Even then, Gabe worked on behalf of the nation, visiting with kids and wounded soldiers in hospitals. The American Humane organization named him its Hero Dog of 2012, a distinction that came with $15,000 for the charity of his choice, the U.S. War Dogs Association.
A Marine Corps explosives detection dog, Lucca served deployments in Iraq and Afghanistan during her six-year career, leading nearly 400 patrols and identifying about 40 improvised explosive devices.
Not a single Marine was injured while following the half German shepherd, half Belgian Malinois. But on March 23, 2012, Lucca was, while leading a patrol in Afghanistan with her handler.
Shortly after she found an IED, another device detonated, badly injuring Lucca. Her handler applied a tourniquet and she was quickly medevaced for advanced treatment. She survived, but she lost her left front leg.
Lucca was medically retired, but quickly adjusted to life with three limbs and a new home with her original handler. In 2016, she became the first U.S. military working dog to receive the Dickin Medal for animal valor.
A German shepherd-collie-husky mix, Chips served overseas during World War II as one of the members of the military’s newly formed K-9 Corps.
During the invasion of Sicily in 1943, Chips attacked an enemy machine gun team firing at soldiers in his platoon.

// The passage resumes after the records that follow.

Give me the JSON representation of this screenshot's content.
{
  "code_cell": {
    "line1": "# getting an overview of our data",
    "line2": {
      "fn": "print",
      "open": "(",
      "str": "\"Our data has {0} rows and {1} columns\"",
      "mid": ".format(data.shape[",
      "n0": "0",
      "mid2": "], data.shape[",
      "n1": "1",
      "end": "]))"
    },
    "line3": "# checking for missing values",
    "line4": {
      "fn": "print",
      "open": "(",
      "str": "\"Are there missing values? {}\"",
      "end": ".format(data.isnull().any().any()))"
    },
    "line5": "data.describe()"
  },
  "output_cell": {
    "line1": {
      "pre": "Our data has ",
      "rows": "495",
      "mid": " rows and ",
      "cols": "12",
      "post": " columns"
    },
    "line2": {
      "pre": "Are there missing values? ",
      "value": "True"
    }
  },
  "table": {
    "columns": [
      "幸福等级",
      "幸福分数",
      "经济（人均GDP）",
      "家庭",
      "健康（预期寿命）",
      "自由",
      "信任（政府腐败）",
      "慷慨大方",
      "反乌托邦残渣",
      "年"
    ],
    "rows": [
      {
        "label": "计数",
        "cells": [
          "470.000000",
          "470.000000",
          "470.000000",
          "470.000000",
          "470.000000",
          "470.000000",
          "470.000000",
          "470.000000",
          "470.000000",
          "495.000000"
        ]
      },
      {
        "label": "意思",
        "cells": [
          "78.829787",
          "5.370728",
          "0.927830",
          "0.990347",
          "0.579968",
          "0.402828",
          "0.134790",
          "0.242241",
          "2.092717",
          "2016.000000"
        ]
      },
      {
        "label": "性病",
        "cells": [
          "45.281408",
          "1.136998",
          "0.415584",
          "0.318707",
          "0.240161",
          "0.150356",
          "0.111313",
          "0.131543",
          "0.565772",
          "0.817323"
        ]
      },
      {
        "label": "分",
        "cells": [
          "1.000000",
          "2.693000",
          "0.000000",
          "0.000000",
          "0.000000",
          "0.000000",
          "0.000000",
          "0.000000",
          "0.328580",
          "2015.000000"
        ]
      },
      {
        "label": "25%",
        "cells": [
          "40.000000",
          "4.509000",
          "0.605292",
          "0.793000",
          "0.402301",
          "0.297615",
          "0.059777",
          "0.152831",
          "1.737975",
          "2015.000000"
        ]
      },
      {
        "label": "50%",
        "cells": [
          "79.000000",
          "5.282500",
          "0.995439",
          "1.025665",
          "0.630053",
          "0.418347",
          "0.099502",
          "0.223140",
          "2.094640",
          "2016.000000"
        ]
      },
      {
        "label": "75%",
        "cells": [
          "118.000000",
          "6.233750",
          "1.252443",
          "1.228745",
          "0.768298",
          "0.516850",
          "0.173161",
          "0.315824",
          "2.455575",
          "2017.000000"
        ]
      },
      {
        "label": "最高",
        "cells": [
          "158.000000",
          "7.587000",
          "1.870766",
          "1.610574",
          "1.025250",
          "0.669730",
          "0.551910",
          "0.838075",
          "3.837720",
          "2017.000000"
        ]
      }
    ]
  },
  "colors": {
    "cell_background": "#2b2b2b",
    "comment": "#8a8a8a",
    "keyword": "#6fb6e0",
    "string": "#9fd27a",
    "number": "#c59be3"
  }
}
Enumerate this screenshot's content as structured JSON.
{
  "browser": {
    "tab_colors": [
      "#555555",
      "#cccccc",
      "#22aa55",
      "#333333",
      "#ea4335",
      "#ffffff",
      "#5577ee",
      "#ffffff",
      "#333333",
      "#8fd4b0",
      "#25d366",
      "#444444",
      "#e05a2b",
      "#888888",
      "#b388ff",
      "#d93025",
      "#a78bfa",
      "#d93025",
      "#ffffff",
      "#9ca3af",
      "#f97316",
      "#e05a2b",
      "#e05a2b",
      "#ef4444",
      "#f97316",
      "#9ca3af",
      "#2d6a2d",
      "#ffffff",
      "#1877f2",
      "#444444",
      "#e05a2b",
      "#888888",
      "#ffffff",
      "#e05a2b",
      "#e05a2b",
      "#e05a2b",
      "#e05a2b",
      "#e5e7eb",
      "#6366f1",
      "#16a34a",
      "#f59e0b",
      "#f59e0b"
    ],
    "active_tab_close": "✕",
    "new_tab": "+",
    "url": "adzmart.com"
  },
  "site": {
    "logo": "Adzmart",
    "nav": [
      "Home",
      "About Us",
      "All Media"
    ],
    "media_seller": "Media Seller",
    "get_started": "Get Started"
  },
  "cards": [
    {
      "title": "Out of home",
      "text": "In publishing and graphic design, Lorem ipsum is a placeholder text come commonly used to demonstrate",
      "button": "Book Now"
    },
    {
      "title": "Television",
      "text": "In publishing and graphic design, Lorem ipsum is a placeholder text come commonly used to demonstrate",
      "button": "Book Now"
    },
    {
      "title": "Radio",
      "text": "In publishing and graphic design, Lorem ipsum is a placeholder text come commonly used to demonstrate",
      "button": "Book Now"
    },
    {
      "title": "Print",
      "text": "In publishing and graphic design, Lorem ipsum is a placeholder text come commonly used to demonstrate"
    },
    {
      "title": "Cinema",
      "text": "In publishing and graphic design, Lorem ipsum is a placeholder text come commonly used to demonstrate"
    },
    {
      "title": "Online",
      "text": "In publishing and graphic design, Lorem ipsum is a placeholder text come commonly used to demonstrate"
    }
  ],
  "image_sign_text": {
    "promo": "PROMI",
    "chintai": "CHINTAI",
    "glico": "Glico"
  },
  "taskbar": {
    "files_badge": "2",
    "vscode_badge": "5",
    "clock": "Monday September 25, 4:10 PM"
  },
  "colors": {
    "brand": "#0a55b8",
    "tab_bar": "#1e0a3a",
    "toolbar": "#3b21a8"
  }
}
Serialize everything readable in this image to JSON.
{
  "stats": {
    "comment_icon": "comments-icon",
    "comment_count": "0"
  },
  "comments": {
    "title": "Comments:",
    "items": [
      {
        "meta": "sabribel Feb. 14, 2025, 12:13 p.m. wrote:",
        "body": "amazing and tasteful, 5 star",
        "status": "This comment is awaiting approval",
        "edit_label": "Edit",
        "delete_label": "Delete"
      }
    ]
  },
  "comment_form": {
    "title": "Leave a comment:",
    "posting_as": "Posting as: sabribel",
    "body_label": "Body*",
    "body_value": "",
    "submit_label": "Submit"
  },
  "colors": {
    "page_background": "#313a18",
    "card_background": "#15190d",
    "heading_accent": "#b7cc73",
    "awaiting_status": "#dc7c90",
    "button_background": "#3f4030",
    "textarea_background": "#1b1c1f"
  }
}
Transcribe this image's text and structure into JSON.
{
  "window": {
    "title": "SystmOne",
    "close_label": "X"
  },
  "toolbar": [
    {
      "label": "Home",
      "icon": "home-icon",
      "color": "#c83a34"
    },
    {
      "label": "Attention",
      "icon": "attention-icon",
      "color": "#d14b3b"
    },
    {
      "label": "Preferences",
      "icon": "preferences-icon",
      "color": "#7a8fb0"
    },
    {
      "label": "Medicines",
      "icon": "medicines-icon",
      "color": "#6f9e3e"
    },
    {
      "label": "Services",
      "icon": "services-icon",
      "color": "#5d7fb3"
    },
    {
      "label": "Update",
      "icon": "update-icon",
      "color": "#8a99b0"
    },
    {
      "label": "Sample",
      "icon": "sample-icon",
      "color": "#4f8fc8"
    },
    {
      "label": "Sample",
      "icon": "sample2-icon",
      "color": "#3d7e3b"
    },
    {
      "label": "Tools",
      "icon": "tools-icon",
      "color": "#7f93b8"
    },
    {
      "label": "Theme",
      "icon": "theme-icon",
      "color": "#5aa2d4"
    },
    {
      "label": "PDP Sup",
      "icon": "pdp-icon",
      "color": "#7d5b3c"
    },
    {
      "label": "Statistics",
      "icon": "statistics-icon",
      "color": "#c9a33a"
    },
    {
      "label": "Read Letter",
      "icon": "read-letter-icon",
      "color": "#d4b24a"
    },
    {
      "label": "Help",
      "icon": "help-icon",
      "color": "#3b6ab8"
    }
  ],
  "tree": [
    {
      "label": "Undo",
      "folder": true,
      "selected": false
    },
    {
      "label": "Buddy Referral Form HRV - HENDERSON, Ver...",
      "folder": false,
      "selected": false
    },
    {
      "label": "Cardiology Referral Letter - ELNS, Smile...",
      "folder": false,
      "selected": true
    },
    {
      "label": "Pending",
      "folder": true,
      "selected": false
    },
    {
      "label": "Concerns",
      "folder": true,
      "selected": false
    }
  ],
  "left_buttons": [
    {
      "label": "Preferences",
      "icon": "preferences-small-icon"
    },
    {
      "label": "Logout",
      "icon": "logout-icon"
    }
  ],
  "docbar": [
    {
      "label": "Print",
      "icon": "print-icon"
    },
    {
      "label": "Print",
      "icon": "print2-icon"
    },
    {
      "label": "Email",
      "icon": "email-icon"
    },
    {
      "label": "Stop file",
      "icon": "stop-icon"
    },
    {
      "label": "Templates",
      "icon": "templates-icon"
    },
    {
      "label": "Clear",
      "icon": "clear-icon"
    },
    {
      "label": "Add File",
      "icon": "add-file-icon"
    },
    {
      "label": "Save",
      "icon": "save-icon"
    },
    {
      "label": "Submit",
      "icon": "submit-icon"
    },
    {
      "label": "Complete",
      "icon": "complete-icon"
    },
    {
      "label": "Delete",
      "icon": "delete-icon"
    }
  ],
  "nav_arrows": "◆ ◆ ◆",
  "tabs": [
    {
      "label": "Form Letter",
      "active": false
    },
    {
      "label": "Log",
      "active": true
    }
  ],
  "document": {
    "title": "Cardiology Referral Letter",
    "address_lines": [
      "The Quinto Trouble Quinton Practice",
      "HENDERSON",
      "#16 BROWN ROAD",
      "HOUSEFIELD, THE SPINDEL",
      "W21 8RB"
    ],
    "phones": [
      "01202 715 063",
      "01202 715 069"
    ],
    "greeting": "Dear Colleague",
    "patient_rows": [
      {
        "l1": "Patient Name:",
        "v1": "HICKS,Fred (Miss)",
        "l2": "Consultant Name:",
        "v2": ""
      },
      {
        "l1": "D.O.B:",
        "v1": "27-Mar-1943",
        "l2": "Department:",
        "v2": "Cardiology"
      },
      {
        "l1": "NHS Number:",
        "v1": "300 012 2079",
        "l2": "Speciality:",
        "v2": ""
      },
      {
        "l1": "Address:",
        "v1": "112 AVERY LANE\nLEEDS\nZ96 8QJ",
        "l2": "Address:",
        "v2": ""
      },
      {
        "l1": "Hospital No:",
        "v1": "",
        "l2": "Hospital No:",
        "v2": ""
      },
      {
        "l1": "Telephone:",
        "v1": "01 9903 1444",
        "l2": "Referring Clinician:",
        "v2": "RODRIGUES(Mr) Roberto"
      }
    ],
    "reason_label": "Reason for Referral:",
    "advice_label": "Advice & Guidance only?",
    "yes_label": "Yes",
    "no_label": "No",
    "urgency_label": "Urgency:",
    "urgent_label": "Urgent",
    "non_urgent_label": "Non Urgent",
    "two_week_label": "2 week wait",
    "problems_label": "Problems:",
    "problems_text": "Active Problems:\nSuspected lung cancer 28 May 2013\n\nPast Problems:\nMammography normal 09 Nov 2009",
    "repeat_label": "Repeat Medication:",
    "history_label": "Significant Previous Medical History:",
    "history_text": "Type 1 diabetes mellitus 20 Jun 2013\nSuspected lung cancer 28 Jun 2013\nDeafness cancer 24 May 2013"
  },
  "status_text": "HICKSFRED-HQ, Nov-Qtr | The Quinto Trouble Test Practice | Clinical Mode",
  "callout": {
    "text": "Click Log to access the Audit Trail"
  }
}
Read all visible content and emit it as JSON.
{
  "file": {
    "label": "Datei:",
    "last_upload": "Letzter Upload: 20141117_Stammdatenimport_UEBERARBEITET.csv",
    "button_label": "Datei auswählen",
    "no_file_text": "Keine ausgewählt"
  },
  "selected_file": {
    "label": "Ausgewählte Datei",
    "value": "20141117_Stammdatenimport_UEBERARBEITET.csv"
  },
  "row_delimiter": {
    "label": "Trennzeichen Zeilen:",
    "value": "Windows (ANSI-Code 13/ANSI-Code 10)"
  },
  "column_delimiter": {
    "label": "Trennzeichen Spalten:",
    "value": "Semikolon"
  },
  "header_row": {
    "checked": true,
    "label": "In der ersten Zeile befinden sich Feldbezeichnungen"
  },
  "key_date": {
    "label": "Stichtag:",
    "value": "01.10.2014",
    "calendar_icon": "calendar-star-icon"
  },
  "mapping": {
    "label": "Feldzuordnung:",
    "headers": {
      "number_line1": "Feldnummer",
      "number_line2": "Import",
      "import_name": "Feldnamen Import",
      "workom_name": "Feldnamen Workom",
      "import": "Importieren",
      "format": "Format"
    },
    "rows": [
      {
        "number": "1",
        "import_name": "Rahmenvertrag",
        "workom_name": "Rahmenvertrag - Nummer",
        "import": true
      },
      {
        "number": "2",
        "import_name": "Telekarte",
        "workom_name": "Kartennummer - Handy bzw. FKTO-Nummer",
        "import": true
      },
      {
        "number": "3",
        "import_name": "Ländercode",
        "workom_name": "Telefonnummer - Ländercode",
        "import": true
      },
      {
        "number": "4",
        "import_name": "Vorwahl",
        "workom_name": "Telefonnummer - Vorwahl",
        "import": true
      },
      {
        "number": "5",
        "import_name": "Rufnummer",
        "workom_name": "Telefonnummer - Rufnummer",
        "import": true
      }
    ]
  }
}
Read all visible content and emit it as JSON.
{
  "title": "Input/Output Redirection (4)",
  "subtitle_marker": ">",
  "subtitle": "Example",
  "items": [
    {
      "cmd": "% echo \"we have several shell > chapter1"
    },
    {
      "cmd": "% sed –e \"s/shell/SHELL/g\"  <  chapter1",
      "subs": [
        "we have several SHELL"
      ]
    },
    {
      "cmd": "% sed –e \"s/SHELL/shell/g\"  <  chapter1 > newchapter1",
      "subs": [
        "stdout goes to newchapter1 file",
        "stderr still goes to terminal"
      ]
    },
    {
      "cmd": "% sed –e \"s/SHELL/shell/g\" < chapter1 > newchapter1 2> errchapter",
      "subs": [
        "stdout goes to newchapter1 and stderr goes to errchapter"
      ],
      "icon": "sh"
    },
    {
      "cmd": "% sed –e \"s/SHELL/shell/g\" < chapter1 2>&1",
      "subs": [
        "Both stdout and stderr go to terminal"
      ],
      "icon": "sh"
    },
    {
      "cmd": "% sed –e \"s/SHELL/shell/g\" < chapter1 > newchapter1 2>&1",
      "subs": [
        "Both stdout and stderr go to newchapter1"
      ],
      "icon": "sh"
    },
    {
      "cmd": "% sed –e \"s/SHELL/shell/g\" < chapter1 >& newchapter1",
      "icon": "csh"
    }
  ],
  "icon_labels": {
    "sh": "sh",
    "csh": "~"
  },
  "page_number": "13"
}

He got a scalp wound and powder burns, but was credited with saving the lives of his human teammates.